The Egyptian Book of the Dead
The Book was originally intended as a set of spells and incantations meant to insure safe passage for the soul of a deceased person into the Underworld. Some of the ending chapters include instructions on not dying a second time, meaning how not to die in the underworld and thus having no chance of being reborn or living a full afterlife. The original text--at least, the bits and pieces that modern scholars possess--consists of a set of hymns, beginning with the Hymn to Osiris. This hymn is meant to call up the king of the underworld and make him aware of the presence of the soul. After summoning Osiris, the presiding priest would begin a series of ceremonies designed to give the spirit all the faculties it possessed in life, such as speech, movement of the limbs, internal organ functions, and sight. After these rites were completed, the corpse was removed to the tomb where prophetic portions of the Book were read.

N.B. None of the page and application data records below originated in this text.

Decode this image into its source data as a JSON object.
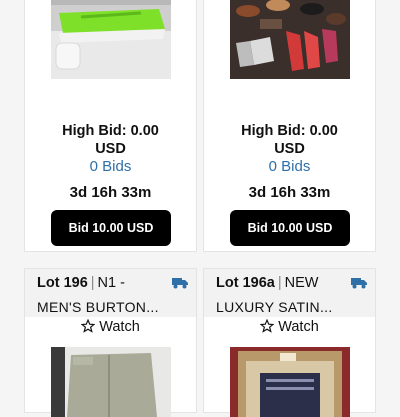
{
  "cards_top": [
    {
      "image_desc": "green sneakers in box",
      "high_bid": "High Bid: 0.00",
      "currency": "USD",
      "bids": "0 Bids",
      "time_left": "3d 16h 33m",
      "button": "Bid 10.00 USD"
    },
    {
      "image_desc": "assorted women's shoes",
      "high_bid": "High Bid: 0.00",
      "currency": "USD",
      "bids": "0 Bids",
      "time_left": "3d 16h 33m",
      "button": "Bid 10.00 USD"
    }
  ],
  "cards_bottom": [
    {
      "lot": "Lot 196",
      "sep": "|",
      "title1": "N1 -",
      "title2": "MEN'S BURTON...",
      "watch": "Watch",
      "icon": "truck-icon"
    },
    {
      "lot": "Lot 196a",
      "sep": "|",
      "title1": "NEW",
      "title2": "LUXURY SATIN...",
      "watch": "Watch",
      "icon": "truck-icon"
    }
  ],
  "colors": {
    "link": "#2f6fa8",
    "truck": "#2f6fa8",
    "button": "#000000"
  }
}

According to the Papyrus (Scroll) of Ani, translated by E.A. Wallis Budge, a long ceremony took place apparently at the graveside in which the gods were introduced and recognized. Often, priests and temple staff would perform the roles of different gods and spirits. First, a prayer was said to the goddess of birth and death, Ani; then Thoth, the god of scribes makes a speech. After a plea to the god Anubis (embalming), the god Horus introduces the goddess Ani to Osiris. Ani makes a speech, and then the deceased's heart--which was viewed as the seat of intelligence--was weighed against the Feather of Knowledge. The fearsome demon Am-mit waited beneath the scales to devour the soul if the heart proved to be too heavy to enter the afterlife.

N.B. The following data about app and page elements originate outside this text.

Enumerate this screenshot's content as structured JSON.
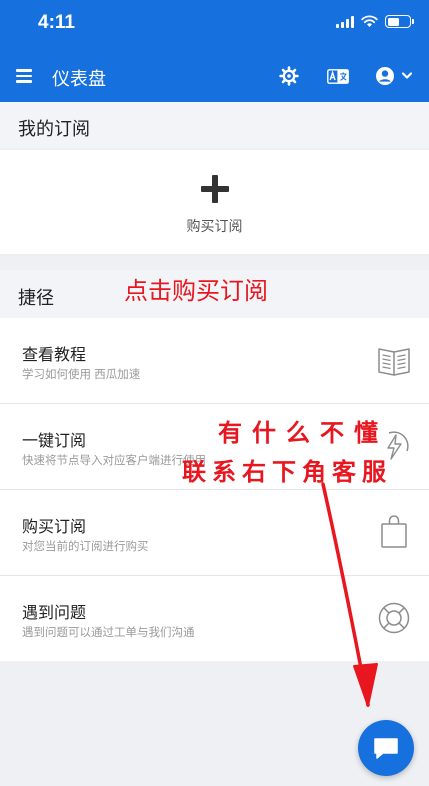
{
  "status_bar": {
    "time": "4:11"
  },
  "header": {
    "title": "仪表盘"
  },
  "subscriptions": {
    "section_title": "我的订阅",
    "buy_label": "购买订阅"
  },
  "shortcuts": {
    "section_title": "捷径",
    "items": [
      {
        "title": "查看教程",
        "subtitle": "学习如何使用 西瓜加速",
        "icon": "book-icon"
      },
      {
        "title": "一键订阅",
        "subtitle": "快速将节点导入对应客户端进行使用",
        "icon": "lightning-icon"
      },
      {
        "title": "购买订阅",
        "subtitle": "对您当前的订阅进行购买",
        "icon": "shopping-bag-icon"
      },
      {
        "title": "遇到问题",
        "subtitle": "遇到问题可以通过工单与我们沟通",
        "icon": "lifebuoy-icon"
      }
    ]
  },
  "annotations": {
    "top": "点击购买订阅",
    "line1": "有什么不懂",
    "line2": "联系右下角客服"
  },
  "colors": {
    "primary": "#1670dd",
    "annotation": "#e8171f"
  }
}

The majority of the time, different priests and priestesses acted out the parts of the gods, demonstrating to the mourners assembled what...